Why books were a form of escape for Canada Reads author Lindsay Wong
'When you're a child and things are hard at home, you want to be able to be on your own.'
The Woo-Woo was a finalist for the 2018 Hilary West Writers' Trust Prize for Nonfiction and was defended by Joe Zee on Canada Reads 2019.
Being part of Canada Reads has been surreal! It's like I'm having my own out of body experience. My book was rejected so many times, so whenever someone says something nice about it — and they like it — I don't believe them!
Just to even be on the Canada Reads longlist was a huge prize. Then it was a shock when I learned from my publisher that someone wanted to champion it.
What made you become an author and overall book lover?
I didn't actually start reading until eight years old. My mother says I taught myself how to read and I was slow at reading. I remember being very embarrassed about it when I was in Grade One.
Books were a way of escape when I was younger. When you're a child and things are hard at home, you want to be able to be on your own. I think the first book I read was J. R. R. Tolkien's The Hobbit. That was one of the books that got me inspired with reading.
Books were a way of escape when I was younger.
I also loved reading the Boxcar Children series. They represented kids who are independent and they were not afraid of anything. I remember reading the whole series. I also read The Baby-Sitters Club series, which I didn't quite enjoy. I was like, "Why do people want to babysit children?"
But I read it anyway. It was available.
When did you start reading books you loved, then?
I actually didn't love reading until undergrad, I think. That's when I started thinking about myself as a writer. I started to see how books could influence me. I began to read memoirs specifically.
I was inspired by Augusten Burroughs's 2002 memoir Running with Scissors. Running with Scissors is so funny, but the material is crazy. My book is about my crazy Chinese family, so I was able to see how he wrote about his crazy family, how framed it and made it funny.
I loved reading David Sedaris's memoir writing for the humour. And I loved Mary Karr's memoir The Liars' Club. She's brilliant. So much goes on in those pages.
Where do you get your books? Do you have a favourite bookstore?
I love going to Pulpfiction Books in Vancouver. It's a cute, independent bookstore. But when I'm travelling, I use an e-reader. I like to read on the plane.
What books inspired you to write The Woo-Woo?
When thinking of memoir as a genre, I'm always looking for a really strong voice. And so I was inspired a lot by Junot Diaz. He doesn't write memoir but he was able to craft that personal voice with books like The Brief Wondrous Life of Oscar Wao.
When thinking of memoir as a genre, I'm always looking for a really strong voice.

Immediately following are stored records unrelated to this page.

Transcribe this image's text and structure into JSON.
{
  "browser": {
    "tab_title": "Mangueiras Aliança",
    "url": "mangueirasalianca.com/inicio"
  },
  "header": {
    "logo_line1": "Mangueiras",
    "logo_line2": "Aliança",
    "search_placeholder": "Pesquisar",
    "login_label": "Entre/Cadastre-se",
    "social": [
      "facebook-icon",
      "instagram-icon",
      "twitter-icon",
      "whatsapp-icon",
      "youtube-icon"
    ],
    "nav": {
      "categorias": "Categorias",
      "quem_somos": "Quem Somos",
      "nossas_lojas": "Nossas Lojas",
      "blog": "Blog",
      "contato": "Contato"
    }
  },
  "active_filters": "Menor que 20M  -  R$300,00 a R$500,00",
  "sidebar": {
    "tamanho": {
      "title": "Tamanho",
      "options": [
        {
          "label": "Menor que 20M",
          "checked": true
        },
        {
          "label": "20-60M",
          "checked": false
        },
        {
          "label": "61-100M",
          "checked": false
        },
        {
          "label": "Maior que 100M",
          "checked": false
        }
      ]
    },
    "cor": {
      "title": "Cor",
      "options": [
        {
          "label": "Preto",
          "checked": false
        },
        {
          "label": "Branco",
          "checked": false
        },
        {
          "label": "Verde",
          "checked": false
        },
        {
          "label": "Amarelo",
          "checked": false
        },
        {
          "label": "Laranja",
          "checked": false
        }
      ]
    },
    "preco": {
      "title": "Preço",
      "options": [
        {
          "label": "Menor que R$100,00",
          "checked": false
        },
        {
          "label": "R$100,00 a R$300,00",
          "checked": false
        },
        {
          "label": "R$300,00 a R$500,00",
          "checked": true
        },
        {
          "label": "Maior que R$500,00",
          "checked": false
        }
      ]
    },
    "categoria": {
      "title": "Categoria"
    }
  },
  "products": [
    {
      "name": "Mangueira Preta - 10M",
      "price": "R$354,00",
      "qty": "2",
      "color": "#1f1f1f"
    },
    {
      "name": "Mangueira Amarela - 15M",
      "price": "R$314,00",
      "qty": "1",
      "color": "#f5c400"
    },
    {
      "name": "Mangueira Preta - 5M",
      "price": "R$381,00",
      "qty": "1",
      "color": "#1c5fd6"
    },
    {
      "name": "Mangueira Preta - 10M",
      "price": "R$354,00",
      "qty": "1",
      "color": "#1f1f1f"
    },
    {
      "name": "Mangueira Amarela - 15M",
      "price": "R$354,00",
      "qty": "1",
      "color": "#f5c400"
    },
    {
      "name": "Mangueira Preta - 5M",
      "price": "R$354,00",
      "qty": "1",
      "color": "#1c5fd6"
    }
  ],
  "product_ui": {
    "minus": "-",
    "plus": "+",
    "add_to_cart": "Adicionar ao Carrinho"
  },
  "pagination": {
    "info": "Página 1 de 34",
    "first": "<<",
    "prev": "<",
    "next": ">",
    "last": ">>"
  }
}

Doretta Lau's short fiction book How Does a Single Blade of Grass Thank the Sun? has a great voice as well. That book was inspiring to me.
And I love anything by John Green. I just finished Turtles All The Way Down. It dealt with mental illness and that resonated with me. He wasn't afraid to explore issues that most people are afraid of.
Who your favourite author and where's your favourite place to read?
I like to read in bed, curled up on the couch. And I have to have my snacks! I'm a reader and an eater.
"There are so many authors I love! I just can't narrow it down to one. But I think there are so many great Canadian authors right now. Carrianne Leung, Catherine Hernandez and Vivek Shraya. These are people who are doing some very exciting things. I'm looking forward to seeing what they do next.
Lindsay Wong's comments have been edited and condensed.
- Chuck Comeau defending Homes by Abu Bakr al Rabeeah with Winnie Yeung
- Lisa Ray defending Brother by David Chariandy
- Ziya Tong defending By Chance Alone by Max Eisen
- Yanic Truesdale defending Suzanne by Anaïs Barbeau-Lavalette, translated by Rhonda Mullins
- Joe Zee defending The Woo-Woo by Lindsay Wong